News Editor

Derrek is a long-time Nokia and LG fanboy who loves astronomy, videography, and sci-fi movies. When he's not working, he's most likely working out or smoldering at the camera.

  • I have zero issues lol, they have options at different price points and buy accordingly. People complain if they make cheaper and cut feature. If it’s expensive and flagship then also they will complain. Basically it’s a no win and there will always be some subset of users who will be unhappy and complain.
  • Exactly! Couldn't have said it better! The market dictates the price and there are plenty of people willing to spend 1k+ on a phone. Maybe not a google phone but Samsung and Apple always have healthy sales each year.
  • I hear R&D, marketing, salary, and more are usually factored into the price of the phone. Are they fairly priced though 🤔? How does a company determine the amount that will be added to the BoM (Bill of materials) to account for the R&D, marketing etc.? They do this per device. It's not as if the knowledge that was gained during R&D was applicable to just one device. Maybe that's why people feel like they are getting screwed with these prices.
  • These forums skew to the manic buyer who upgrades often. If you buy a flagship phone, it is so unnecessary to upgrade often. If I can't get at least four years out of my Samsung Galaxy Note 20 Ultra, then shame on me, I've succumb to the power of marketing and micro upgrades. I was annoyed at the loss of the headphone jack, but you can buy an adapter to run your cord through the power connection. That said, wireless headphones are amazing, and no, I can't tell the difference in audio quality. I encourage others to google the NPR digital audio sound test where you try to select the highest bitrate recording. Absolute must haves on an upgraded flagship phone is the best screen, big screen, expandable storage, faster storage, faster chips, at least 256GB internal storage (512 preferred), fastest recharging, and a next generation, significant camera upgrade. I'll never be interested in year over year upgrades. Mid tier phones are fine, and represent about five year old top of the line specs. Nobody can argue that mid tier phones don't get the job done.... And you are dumb if always upgrading mid tier phones like Google offers, VS buying a Samsung flagship. It is amazing at what flagship phones can do these days... Camera and video editing, the Google suit of productivity apps, banking, desktop online performance, news and social media content, and amazing gaming... Everything a laptop can do... Although there is a place for minimum 10 inch top line tablets. I hardly use my Surface laptop... Zoom meetings, spreadsheets, maybe the bigger screen is nice researching new vehicles... But I don't require a laptop for work... So I probably should not have bought one. I really don't get those folks who buy new phones all the time... You can't drive a phone, nor can you live in one.... Constantly paying monthly fees years on end sounds rather crazy to me. I'm in the never foldable camp... I don't want the extra step to fold open a phone, and they are too fragile.
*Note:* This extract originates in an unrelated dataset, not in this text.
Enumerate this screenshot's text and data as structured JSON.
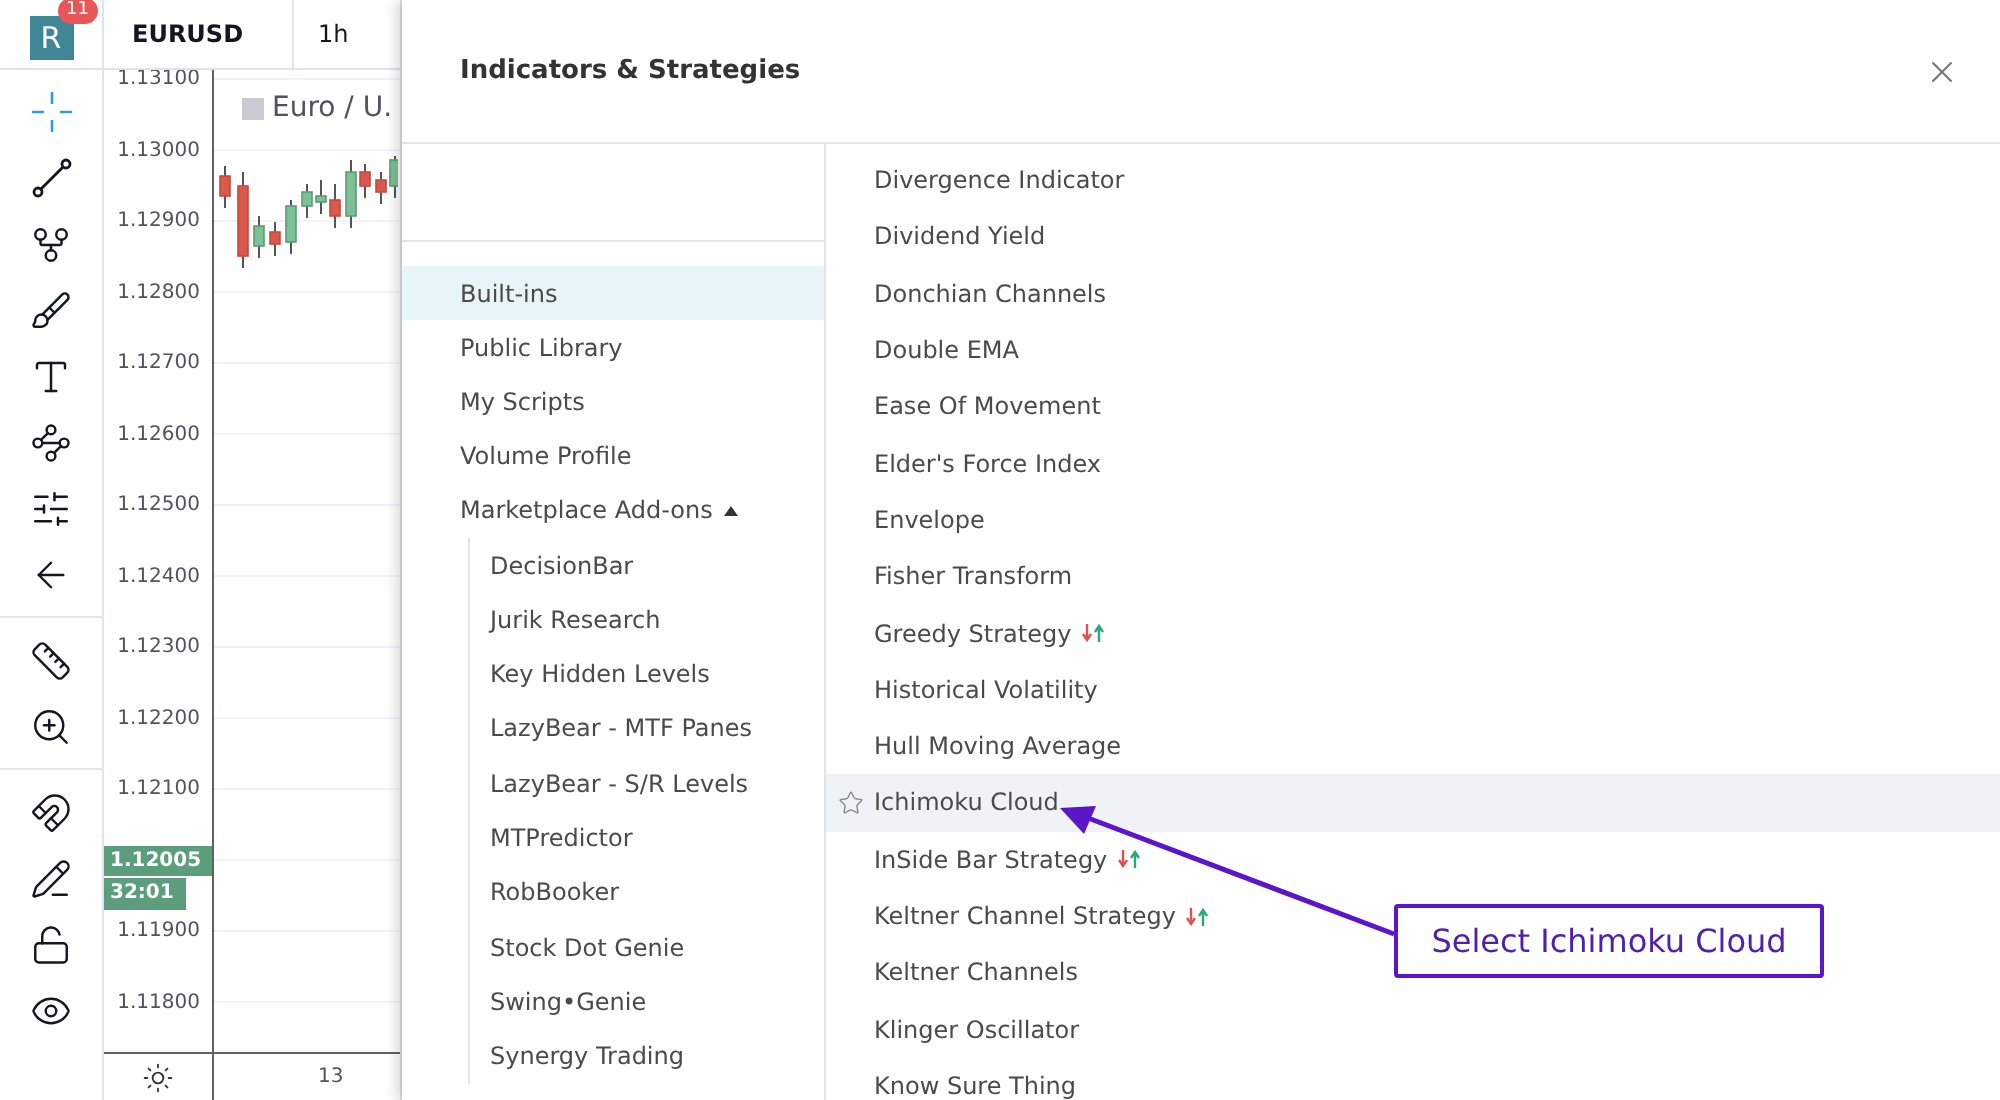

  • PC can be used more than 5 years, and upgrade by yourself, how did consumers allow smartphone be like this.
  • I'm personally not spending $1k on any smartphone, even if I have the money. I'd rather pay off my bills.
    I would sleep way better being debt free.
    Many people don't mind spending money they don't have.